- Your task -
Gather each line in the entries that includes the string "placeholder".

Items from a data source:
--- START ---
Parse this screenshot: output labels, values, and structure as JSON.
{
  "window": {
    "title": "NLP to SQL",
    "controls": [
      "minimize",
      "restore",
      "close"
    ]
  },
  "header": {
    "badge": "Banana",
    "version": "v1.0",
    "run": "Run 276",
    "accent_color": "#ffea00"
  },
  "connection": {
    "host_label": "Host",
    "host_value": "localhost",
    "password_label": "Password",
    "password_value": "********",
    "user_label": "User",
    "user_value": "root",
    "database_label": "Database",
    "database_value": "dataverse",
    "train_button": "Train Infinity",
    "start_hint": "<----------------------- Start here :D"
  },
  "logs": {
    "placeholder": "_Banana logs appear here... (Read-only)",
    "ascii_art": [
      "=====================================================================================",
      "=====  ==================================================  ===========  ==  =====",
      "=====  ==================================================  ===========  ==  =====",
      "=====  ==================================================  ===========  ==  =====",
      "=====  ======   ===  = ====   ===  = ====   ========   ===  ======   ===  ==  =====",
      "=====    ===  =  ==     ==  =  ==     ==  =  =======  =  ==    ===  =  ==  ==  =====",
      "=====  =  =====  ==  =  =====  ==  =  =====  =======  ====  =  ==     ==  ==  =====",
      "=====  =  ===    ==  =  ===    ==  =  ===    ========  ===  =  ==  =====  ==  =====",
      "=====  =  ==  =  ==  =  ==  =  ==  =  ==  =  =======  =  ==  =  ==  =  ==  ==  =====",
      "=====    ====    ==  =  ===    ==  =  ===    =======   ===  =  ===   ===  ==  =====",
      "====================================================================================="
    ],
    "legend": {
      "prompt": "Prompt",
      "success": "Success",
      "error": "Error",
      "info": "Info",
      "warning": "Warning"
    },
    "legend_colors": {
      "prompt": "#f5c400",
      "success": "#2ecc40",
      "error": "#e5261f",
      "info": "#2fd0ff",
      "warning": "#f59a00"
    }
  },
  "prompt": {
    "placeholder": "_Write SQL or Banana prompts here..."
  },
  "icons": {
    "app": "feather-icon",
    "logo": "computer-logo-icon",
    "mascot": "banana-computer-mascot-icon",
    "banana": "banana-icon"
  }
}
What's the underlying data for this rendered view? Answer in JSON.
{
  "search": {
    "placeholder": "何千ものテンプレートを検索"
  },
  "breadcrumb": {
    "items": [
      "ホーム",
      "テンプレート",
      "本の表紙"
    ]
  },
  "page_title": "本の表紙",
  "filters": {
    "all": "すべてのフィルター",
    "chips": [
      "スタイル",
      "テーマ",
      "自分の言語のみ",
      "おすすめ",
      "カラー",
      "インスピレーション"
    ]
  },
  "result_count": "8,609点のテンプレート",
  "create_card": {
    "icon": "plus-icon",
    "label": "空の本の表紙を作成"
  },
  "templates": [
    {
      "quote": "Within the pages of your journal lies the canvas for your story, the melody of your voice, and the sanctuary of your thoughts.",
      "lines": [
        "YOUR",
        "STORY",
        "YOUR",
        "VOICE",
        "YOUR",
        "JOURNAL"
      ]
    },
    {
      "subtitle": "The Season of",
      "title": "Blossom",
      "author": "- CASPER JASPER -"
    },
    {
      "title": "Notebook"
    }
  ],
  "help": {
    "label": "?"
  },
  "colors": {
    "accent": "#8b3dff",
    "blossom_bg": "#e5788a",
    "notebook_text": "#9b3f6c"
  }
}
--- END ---
- Response below -
    "placeholder": "_Banana logs appear here... (Read-only)",
    "placeholder": "_Write SQL or Banana prompts here..."
    "placeholder": "何千ものテンプレートを検索"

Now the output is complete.